linearly, quadratically, or (more generally) as a polynomial function. |

B. Interpret expressions for functions in
terms of the situation they model |

F.LE.B.5 |
Interpret the parameters in a linear or exponential
function in terms of a context (linear and exponential of form *
f(x)=b*^{x}+k). |

Statistics & Probability |

Interpreting Categorical & Quantitative
Data |

A. Summarize, represent, and interpret data
on a single count or measurement variable |

S.ID.A.1 |
Represent data with plots on the real number line
(dot plots, histograms, and box plots). |

S.ID.A.2 |
Use statistics appropriate to the shape of the data
distribution to compare center (median, mean) and spread (interquartile
range, standard deviation) of two or more different data sets. |

S.ID.A.3 |
Interpret differences in shape, center, and spread
in the context of the data sets, accounting for possible effects of
extreme data points (outliers). |

B. Summarize, represent, and interpret data
on two categorical and quantitative variables |

S.ID.B.5 |
Summarize categorical data for two categories in
two-way frequency tables.

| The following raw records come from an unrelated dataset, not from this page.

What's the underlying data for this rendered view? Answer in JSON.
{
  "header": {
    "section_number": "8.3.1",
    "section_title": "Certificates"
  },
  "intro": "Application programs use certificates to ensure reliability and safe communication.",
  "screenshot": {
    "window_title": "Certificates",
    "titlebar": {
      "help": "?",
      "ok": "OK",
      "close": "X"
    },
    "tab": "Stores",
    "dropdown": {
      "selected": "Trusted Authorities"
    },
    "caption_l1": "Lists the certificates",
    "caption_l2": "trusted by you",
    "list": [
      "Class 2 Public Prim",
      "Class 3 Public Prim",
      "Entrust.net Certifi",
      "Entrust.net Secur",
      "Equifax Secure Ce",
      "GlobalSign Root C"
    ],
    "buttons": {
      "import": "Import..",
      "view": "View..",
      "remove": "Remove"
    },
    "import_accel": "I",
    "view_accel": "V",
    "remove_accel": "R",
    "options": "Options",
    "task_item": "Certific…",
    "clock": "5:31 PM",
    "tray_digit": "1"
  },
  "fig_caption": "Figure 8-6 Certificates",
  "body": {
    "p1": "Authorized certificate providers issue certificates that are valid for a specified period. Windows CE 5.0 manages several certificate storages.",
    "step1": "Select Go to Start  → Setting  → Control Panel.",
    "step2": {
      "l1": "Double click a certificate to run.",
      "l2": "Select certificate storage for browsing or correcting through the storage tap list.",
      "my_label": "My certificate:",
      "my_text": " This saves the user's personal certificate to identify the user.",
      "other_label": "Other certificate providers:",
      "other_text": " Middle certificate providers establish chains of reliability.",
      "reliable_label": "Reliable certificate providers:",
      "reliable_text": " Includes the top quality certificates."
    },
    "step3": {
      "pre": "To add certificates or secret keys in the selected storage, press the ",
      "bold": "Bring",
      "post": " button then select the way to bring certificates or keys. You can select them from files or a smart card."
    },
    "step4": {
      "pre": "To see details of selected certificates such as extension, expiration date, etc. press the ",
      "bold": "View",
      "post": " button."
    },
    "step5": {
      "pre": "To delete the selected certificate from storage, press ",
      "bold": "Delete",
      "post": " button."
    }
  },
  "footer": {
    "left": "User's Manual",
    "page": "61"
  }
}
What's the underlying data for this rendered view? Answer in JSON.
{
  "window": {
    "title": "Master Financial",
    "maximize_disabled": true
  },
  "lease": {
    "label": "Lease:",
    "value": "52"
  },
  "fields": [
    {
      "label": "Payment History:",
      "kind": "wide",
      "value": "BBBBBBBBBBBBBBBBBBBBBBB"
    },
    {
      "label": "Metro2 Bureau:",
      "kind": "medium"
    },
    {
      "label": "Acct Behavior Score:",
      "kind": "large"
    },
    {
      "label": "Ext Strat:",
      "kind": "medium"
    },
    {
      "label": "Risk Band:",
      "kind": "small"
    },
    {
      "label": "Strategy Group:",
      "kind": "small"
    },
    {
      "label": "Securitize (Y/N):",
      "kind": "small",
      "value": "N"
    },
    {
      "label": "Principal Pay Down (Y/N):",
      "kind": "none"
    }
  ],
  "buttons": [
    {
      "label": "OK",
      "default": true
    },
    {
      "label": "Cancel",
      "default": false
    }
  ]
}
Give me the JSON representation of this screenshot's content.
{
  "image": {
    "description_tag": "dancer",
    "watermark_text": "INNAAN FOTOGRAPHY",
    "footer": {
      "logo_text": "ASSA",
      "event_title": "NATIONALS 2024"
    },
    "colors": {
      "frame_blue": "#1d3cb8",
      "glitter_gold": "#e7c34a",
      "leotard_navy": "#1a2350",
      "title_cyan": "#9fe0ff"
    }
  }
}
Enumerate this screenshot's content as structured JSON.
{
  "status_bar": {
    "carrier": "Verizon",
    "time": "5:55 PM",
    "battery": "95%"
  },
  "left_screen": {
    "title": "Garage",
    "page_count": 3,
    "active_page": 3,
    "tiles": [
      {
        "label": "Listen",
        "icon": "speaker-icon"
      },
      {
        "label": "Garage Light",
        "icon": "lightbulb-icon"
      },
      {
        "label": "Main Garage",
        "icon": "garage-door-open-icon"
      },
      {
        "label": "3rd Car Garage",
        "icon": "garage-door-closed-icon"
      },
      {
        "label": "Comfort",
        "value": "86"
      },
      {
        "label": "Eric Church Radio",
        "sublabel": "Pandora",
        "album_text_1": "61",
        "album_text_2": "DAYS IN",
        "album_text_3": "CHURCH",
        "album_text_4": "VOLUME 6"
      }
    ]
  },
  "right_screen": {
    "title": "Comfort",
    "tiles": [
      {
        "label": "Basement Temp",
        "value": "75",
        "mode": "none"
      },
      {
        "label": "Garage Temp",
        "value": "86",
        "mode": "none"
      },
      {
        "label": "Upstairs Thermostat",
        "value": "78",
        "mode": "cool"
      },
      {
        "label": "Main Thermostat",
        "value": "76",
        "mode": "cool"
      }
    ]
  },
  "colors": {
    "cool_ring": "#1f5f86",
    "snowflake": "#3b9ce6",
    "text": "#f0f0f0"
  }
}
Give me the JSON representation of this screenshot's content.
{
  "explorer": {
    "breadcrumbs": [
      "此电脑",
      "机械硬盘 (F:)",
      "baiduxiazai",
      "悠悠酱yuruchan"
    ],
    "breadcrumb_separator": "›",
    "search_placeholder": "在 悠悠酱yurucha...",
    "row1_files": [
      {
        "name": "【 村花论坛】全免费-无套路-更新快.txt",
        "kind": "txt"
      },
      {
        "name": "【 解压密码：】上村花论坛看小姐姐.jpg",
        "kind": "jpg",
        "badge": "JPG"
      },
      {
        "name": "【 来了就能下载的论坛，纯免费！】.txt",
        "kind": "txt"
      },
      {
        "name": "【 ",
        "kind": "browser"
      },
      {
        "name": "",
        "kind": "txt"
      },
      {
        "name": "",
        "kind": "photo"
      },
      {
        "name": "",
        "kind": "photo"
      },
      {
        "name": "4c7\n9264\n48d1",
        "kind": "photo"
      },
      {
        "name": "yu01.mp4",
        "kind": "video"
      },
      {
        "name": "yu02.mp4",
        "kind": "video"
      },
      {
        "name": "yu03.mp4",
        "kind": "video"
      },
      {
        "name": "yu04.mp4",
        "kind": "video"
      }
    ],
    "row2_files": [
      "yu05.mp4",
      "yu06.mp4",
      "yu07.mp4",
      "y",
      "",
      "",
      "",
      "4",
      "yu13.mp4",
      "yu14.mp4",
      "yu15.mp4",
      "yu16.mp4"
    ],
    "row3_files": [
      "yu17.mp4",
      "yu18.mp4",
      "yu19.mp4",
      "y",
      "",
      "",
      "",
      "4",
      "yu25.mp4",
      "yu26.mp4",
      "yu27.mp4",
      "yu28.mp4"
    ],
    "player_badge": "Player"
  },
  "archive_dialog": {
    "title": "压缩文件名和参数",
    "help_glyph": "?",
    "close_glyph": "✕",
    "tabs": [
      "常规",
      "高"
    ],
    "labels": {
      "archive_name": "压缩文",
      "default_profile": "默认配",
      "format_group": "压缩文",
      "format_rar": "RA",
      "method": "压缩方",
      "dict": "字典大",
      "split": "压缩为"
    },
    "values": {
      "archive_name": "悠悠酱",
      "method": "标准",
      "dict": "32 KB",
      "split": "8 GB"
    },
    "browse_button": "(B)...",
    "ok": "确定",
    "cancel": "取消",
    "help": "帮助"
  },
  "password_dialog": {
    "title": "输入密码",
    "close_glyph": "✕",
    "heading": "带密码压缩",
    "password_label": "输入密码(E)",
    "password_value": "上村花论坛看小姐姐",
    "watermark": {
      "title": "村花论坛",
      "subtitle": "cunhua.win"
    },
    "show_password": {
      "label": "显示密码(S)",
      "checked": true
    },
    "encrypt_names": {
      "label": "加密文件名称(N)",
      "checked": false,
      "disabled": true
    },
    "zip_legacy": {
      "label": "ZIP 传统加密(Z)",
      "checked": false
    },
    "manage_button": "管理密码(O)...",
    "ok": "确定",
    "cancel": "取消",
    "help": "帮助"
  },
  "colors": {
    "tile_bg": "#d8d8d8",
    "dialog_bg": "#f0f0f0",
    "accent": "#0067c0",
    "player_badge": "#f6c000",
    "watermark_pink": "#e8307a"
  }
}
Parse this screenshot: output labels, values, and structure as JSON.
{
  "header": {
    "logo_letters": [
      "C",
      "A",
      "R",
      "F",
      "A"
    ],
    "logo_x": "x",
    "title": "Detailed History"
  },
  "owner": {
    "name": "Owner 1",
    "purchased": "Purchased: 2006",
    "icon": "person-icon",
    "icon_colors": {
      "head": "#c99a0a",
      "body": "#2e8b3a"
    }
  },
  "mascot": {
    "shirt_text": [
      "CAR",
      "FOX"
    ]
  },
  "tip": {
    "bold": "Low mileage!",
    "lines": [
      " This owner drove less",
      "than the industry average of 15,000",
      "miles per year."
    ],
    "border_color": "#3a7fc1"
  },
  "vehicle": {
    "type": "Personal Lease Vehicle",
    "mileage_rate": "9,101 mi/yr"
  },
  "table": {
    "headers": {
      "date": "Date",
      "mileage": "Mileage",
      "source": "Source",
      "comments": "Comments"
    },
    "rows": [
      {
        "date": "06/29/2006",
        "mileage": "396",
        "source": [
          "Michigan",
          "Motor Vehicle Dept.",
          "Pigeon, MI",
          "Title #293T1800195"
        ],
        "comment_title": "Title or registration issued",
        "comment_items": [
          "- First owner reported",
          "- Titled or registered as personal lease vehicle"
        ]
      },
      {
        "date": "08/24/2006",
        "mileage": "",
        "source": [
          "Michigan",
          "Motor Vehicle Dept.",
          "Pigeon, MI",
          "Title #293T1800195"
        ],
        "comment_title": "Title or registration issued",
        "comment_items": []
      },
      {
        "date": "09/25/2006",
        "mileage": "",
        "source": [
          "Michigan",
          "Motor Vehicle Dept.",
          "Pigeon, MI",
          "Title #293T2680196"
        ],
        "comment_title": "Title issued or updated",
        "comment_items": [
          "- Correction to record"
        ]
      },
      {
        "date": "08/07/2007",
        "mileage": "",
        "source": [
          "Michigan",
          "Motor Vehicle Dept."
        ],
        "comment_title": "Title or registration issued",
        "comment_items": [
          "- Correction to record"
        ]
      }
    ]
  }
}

Interpret relative frequencies in the
context of the data (including joint, marginal, and conditional relative
frequencies). Recognize possible associations and trends in the
data (linear focus, discuss general principle). |

S.ID.B.6 |
Represent data on two quantitative variables on a
scatter plot, and describe how the variables are related (linear focus,
discuss general principle). |

a |
Fit a function to the data; use functions fitted to
data to solve problems in the context of the data. Use given
functions or choose a function suggested by the context. Emphasize
linear, quadratic, and exponential models. Includes the use of the
regression capabilities of the calculator. |

b |
Informally assess the fit of a function by plotting
and analyzing residuals. Includes creating residual plots using
the capabilities of the calculator (not manually). |

c |
Fit a linear function for a scatter plot that
suggests a linear association. Both correlation coefficient and
residuals will be addressed in this standard. |

C. Interpret linear models |

S.ID.C.7 |
Interpret the slope (rate of change) and the
intercept (constant term) of a linear model in the context of the data. |

S.ID.C.8 |
Compute (using technology) and interpret the
correlation coefficient of a linear fit. |

S.ID.C.9 |
Distinguish between correlation and causation. |